### WHAT IS BEING ASKED
Find the word "description" in the data, then copy each line where it is found.

[Stored dataset items]
____________

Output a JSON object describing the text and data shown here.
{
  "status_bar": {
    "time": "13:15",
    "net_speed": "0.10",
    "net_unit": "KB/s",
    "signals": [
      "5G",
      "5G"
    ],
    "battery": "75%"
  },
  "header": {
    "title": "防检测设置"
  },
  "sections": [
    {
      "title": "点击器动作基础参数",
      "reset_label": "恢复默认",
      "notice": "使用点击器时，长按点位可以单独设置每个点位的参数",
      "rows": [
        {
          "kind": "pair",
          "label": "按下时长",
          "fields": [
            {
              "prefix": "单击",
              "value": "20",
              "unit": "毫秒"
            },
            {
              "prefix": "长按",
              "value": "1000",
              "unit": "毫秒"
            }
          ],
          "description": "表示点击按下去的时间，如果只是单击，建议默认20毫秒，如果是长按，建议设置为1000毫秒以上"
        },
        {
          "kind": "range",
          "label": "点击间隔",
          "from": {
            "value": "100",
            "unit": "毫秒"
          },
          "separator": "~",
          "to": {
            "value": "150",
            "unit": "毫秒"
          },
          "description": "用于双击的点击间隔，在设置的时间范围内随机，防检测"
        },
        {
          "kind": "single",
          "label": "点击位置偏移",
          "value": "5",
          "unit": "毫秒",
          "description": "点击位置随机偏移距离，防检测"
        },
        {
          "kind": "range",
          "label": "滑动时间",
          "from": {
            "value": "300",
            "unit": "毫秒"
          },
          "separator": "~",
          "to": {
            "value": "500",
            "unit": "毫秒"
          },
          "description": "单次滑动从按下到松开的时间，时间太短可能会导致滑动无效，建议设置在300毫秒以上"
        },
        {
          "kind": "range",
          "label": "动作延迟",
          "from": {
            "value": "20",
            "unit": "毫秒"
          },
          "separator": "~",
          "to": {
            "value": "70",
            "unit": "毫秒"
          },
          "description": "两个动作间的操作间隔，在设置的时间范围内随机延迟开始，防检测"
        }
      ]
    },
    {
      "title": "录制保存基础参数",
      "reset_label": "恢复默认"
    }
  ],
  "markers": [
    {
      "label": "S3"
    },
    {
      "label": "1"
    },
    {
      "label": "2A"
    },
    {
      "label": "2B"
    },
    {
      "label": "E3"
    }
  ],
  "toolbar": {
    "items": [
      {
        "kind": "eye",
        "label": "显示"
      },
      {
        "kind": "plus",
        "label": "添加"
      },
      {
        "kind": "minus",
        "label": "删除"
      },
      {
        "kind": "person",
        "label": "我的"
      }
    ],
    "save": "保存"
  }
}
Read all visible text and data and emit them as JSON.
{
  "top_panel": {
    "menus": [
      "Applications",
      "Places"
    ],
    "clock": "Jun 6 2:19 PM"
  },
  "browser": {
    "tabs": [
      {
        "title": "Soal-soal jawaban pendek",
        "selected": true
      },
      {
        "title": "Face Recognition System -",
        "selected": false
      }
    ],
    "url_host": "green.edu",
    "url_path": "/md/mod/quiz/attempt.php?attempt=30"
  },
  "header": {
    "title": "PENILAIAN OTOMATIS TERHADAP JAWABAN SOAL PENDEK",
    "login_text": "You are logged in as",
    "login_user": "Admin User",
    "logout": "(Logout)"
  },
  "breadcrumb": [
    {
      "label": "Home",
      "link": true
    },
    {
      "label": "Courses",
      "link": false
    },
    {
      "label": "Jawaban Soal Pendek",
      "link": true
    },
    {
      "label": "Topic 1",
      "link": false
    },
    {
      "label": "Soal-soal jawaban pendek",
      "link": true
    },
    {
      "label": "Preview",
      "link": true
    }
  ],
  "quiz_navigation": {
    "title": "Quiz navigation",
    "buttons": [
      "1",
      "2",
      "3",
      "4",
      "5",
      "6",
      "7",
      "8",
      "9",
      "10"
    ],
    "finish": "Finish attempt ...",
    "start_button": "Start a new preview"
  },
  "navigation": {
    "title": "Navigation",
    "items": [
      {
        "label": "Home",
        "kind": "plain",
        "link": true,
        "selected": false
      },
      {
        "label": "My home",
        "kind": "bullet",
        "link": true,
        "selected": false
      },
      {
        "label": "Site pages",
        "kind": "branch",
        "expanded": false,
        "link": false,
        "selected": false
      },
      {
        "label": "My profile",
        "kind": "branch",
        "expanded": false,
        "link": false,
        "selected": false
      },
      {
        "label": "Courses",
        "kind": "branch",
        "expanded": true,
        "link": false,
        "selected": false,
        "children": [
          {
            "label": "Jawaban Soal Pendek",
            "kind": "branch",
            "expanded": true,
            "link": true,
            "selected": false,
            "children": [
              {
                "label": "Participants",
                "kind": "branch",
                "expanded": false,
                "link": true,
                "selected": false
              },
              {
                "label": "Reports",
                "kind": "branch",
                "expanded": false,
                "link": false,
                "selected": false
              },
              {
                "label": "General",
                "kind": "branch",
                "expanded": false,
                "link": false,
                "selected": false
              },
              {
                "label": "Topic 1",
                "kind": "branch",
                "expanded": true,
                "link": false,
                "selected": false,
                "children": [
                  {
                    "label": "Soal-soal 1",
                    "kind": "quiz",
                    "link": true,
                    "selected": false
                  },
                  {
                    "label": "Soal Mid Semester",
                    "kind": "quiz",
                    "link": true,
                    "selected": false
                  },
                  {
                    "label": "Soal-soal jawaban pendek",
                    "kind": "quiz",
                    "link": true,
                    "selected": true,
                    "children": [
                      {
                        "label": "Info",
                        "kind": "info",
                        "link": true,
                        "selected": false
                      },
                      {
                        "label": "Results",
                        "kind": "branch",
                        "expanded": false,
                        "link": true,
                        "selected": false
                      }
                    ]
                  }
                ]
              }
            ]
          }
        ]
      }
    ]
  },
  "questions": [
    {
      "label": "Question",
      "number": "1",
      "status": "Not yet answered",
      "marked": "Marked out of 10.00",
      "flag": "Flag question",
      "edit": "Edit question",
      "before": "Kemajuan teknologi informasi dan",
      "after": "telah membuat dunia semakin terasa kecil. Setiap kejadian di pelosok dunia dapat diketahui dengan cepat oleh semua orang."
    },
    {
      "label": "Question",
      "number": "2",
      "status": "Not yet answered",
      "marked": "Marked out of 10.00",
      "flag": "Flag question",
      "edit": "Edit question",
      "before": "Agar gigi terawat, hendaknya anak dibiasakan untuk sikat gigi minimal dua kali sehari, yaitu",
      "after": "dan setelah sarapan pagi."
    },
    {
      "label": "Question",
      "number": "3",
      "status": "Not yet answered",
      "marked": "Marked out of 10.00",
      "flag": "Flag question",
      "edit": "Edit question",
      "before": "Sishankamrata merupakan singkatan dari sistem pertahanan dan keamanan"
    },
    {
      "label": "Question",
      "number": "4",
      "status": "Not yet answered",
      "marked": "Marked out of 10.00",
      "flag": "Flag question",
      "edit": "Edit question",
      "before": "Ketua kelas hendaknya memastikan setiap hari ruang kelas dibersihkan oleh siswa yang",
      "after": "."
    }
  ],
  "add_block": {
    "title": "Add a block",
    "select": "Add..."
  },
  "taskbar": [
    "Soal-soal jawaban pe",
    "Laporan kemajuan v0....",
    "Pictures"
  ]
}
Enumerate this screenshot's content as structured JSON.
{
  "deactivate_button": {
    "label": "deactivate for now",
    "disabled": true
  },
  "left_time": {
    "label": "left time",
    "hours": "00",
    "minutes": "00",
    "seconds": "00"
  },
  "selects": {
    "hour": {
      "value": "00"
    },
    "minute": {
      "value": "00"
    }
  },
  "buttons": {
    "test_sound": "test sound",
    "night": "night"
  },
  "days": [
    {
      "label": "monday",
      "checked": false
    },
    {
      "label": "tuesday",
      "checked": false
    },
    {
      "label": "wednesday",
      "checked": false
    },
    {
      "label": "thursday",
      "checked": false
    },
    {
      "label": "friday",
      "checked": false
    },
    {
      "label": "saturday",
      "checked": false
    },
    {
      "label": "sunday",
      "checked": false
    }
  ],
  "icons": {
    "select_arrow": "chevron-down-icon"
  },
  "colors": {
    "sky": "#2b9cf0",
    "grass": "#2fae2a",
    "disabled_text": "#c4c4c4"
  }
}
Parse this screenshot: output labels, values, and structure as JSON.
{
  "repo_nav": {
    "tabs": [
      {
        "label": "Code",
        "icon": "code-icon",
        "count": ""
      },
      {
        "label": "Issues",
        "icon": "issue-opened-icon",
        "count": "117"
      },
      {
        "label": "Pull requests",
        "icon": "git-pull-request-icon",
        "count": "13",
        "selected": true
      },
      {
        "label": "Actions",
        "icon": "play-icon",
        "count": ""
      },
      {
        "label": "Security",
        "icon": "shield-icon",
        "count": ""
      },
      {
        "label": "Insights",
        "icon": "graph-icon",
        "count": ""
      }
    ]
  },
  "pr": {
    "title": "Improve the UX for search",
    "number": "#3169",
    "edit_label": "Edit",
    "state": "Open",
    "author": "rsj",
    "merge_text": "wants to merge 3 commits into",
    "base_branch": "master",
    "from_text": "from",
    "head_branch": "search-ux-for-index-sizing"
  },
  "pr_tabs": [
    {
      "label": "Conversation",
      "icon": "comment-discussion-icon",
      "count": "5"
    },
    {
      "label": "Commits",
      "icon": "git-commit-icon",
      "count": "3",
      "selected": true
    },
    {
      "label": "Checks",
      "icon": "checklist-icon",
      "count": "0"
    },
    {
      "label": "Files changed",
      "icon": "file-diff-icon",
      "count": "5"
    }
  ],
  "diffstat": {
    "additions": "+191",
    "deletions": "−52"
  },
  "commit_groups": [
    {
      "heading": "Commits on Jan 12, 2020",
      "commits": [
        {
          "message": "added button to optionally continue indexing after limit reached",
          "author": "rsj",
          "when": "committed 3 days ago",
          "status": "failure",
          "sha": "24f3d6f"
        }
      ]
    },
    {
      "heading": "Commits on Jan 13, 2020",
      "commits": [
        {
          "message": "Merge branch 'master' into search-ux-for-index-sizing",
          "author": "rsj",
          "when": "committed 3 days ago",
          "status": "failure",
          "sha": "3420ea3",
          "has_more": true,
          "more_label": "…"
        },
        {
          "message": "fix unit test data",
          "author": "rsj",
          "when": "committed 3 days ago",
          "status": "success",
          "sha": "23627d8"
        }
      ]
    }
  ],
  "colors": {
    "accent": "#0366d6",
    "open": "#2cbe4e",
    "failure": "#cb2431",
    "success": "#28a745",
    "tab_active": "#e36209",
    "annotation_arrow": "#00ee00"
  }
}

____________

### ANSWER TO THIS TASK
          "description": "表示点击按下去的时间，如果只是单击，建议默认20毫秒，如果是长按，建议设置为1000毫秒以上"
          "description": "用于双击的点击间隔，在设置的时间范围内随机，防检测"
          "description": "点击位置随机偏移距离，防检测"
          "description": "单次滑动从按下到松开的时间，时间太短可能会导致滑动无效，建议设置在300毫秒以上"
          "description": "两个动作间的操作间隔，在设置的时间范围内随机延迟开始，防检测"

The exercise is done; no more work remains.